▶ [Task inputs]:
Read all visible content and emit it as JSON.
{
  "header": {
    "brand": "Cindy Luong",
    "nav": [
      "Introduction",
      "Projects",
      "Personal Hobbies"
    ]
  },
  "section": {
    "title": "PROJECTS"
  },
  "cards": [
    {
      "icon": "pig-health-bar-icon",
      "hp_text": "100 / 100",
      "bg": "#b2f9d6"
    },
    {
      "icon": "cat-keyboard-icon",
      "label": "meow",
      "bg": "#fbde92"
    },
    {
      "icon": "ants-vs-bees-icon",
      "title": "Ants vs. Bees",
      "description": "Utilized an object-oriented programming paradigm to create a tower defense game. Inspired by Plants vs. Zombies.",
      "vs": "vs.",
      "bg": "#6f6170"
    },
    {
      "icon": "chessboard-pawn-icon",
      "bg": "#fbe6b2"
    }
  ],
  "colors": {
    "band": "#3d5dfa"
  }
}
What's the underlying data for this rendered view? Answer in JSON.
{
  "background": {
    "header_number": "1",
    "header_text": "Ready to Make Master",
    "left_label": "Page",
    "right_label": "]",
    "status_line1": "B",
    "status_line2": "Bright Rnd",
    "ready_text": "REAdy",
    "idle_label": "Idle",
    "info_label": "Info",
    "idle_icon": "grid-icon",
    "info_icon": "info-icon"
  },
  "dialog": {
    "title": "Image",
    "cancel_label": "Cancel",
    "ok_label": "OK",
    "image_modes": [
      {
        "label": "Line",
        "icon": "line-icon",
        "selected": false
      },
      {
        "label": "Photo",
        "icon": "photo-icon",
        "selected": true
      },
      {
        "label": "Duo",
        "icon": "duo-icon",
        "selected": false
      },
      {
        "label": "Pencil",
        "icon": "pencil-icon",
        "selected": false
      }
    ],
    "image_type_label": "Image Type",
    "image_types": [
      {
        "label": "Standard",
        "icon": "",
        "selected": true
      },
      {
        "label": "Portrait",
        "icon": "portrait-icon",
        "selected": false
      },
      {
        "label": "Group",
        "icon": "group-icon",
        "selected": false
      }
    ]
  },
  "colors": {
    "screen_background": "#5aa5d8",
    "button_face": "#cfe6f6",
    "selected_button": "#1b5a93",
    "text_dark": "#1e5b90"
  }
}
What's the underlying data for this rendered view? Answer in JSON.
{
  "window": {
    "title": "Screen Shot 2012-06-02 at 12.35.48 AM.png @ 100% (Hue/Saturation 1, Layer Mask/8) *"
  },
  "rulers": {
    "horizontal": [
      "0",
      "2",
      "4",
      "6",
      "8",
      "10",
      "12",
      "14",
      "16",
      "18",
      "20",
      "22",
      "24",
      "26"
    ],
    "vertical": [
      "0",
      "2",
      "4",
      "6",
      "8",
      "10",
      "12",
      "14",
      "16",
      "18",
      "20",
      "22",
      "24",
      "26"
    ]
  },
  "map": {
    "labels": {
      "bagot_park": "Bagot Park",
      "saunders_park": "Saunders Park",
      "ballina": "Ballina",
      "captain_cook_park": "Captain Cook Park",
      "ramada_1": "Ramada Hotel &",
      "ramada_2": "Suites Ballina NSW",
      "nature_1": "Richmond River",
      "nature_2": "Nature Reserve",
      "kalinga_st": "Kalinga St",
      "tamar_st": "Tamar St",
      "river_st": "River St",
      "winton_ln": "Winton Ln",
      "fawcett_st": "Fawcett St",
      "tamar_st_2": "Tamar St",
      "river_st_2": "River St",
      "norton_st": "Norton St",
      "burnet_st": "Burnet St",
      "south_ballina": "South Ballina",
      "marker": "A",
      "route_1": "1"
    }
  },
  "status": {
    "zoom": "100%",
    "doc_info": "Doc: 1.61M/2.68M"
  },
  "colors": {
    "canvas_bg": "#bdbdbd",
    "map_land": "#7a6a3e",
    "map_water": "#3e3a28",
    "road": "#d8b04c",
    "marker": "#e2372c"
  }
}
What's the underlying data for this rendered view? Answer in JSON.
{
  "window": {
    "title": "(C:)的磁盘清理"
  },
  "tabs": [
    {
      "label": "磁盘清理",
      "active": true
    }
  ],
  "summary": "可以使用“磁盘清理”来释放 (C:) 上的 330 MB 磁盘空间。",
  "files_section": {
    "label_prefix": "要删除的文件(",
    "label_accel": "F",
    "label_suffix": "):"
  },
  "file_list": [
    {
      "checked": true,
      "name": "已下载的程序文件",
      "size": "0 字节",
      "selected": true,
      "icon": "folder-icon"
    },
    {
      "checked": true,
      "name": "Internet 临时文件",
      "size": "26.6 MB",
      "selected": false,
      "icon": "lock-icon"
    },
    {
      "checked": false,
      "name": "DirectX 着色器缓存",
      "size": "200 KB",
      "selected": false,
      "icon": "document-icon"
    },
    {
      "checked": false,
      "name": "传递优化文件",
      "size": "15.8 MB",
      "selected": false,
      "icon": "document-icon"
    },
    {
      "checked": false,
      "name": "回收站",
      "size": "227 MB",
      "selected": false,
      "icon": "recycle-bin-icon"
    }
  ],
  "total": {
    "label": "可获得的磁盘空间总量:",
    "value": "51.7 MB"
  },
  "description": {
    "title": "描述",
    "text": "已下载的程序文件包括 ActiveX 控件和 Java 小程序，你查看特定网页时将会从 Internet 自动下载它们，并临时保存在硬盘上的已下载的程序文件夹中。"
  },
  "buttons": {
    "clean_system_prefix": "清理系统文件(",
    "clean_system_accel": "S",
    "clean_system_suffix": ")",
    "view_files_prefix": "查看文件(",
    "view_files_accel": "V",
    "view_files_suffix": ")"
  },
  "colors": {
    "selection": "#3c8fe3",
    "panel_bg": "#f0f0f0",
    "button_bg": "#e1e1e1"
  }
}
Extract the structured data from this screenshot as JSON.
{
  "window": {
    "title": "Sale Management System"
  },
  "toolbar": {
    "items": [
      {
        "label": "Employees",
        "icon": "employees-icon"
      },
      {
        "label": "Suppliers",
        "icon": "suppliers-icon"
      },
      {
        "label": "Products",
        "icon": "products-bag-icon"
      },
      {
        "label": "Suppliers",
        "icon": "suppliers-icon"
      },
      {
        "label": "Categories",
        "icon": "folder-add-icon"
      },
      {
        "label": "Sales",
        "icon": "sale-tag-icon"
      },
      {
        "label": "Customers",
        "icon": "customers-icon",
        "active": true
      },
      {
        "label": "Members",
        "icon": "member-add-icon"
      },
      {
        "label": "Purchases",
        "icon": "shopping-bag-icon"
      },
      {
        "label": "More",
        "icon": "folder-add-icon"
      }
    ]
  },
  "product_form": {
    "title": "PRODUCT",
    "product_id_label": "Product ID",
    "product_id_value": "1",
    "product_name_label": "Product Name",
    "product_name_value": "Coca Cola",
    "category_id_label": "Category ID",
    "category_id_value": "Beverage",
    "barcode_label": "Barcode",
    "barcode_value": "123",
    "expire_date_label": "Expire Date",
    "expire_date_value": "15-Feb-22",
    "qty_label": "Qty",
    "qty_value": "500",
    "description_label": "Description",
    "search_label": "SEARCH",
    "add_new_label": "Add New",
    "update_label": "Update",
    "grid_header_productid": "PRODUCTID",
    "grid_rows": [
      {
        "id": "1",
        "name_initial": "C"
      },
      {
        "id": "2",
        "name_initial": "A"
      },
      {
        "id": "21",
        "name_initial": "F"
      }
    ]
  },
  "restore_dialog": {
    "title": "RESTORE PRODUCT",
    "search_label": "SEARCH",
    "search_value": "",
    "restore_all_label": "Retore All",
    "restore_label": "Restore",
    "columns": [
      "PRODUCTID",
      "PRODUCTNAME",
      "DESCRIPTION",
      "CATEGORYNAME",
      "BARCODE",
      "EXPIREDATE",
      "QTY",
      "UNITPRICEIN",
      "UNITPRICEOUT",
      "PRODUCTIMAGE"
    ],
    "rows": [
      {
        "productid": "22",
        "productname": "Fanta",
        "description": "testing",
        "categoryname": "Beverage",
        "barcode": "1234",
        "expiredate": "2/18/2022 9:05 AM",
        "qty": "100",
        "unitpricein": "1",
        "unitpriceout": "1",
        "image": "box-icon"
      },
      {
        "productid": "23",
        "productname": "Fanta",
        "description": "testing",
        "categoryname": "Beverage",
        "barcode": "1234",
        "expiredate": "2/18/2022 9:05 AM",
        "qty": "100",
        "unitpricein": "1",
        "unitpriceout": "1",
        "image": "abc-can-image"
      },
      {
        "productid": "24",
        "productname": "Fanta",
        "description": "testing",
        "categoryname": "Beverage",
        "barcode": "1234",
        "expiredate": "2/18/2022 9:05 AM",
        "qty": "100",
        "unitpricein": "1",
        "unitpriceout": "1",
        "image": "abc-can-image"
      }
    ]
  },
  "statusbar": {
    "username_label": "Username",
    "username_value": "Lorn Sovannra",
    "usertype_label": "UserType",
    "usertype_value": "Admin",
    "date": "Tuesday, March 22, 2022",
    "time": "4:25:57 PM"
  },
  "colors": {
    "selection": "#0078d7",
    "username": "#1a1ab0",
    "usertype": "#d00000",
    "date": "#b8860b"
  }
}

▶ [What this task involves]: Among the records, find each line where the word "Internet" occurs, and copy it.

▶ [The completed task]:
      "name": "Internet 临时文件",
    "text": "已下载的程序文件包括 ActiveX 控件和 Java 小程序，你查看特定网页时将会从 Internet 自动下载它们，并临时保存在硬盘上的已下载的程序文件夹中。"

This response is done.